Don’t worry, you’re in California now…someone else will pick up the tab.
Amid a tense political battle over the nation’s borders and who should be expelled from the country, California lawmakers this legislative session are on an emergency track to develop what is likely to be the largest legal defense program in the U.S. for immigrants swept into the federal removal process.
Under the proposed law, the state-funded legal program would fall under the purview of the California Department of Social Services. The agency would vet funding applications and award contracts to nonprofits that provide attorneys for immigrants — either directly or through subcontractors — and meet certain qualifications.
But the legislation, accelerated by Democratic leaders to counter the Trump administration’s expanded immigration enforcement orders, primarily provides a broad outline of the mechanics of the program, raising questions about its costs, its administrative procedures and whom it should serve.

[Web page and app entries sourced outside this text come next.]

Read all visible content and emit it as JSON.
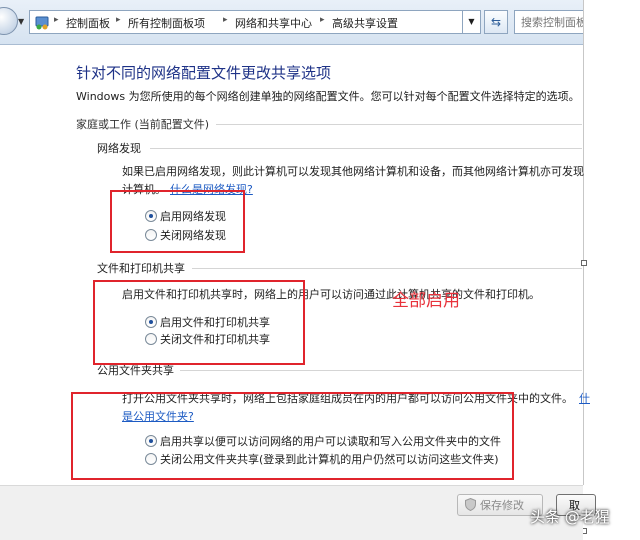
{
  "addressbar": {
    "crumbs": [
      "控制面板",
      "所有控制面板项",
      "网络和共享中心",
      "高级共享设置"
    ],
    "search_placeholder": "搜索控制面板"
  },
  "page": {
    "title": "针对不同的网络配置文件更改共享选项",
    "description": "Windows 为您所使用的每个网络创建单独的网络配置文件。您可以针对每个配置文件选择特定的选项。",
    "profile_group": "家庭或工作 (当前配置文件)"
  },
  "network_discovery": {
    "heading": "网络发现",
    "text_line1": "如果已启用网络发现，则此计算机可以发现其他网络计算机和设备，而其他网络计算机亦可发现",
    "text_line2_prefix": "计算机。",
    "link": "什么是网络发现?",
    "options": [
      {
        "label": "启用网络发现",
        "selected": true
      },
      {
        "label": "关闭网络发现",
        "selected": false
      }
    ]
  },
  "file_printer_sharing": {
    "heading": "文件和打印机共享",
    "text": "启用文件和打印机共享时，网络上的用户可以访问通过此计算机共享的文件和打印机。",
    "options": [
      {
        "label": "启用文件和打印机共享",
        "selected": true
      },
      {
        "label": "关闭文件和打印机共享",
        "selected": false
      }
    ]
  },
  "public_folder_sharing": {
    "heading": "公用文件夹共享",
    "text_line1": "打开公用文件夹共享时，网络上包括家庭组成员在内的用户都可以访问公用文件夹中的文件。",
    "link_line1": "什",
    "link_line2": "是公用文件夹?",
    "options": [
      {
        "label": "启用共享以便可以访问网络的用户可以读取和写入公用文件夹中的文件",
        "selected": true
      },
      {
        "label": "关闭公用文件夹共享(登录到此计算机的用户仍然可以访问这些文件夹)",
        "selected": false
      }
    ]
  },
  "annotation": "全部启用",
  "buttons": {
    "save": "保存修改",
    "cancel": "取"
  },
  "watermark": "头条 @老猩",
  "colors": {
    "title": "#1e3287",
    "link": "#1d5bc3",
    "highlight_box": "#e0242c"
  }
}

This year’s legislation in Sacramento, introduced by state Sen. Ben Hueso (D-San Diego), follows California’s first attempt at a similar statewide program in 2014, when it allocated $3 million to provide legal aid to an unprecedented large number of children arriving alone at the U.S.-Mexico border from Central America.
A year later, the state authorized $15 million for the development of a federal assistance program to help thousands of immigrants apply for naturalization and Obama’s deferred action programs, better known as Deferred Action for Childhood Arrivals and Deferred Action for Parents of Americans and Lawful Permanent Residents.
As of fiscal year 2015, the Department of Social Services, which administered both legal defense initiatives, had contracted with nonprofits to serve more than 1,300 children, with an average cost per case totaling $5,000. Its second program has awarded a little over $14 million to 61 organizations and is in the midst of finalizing contracts for the 2016 fiscal year, for over $29 million to about 80 immigration and legal aid groups.
Read the whole story in the LA Times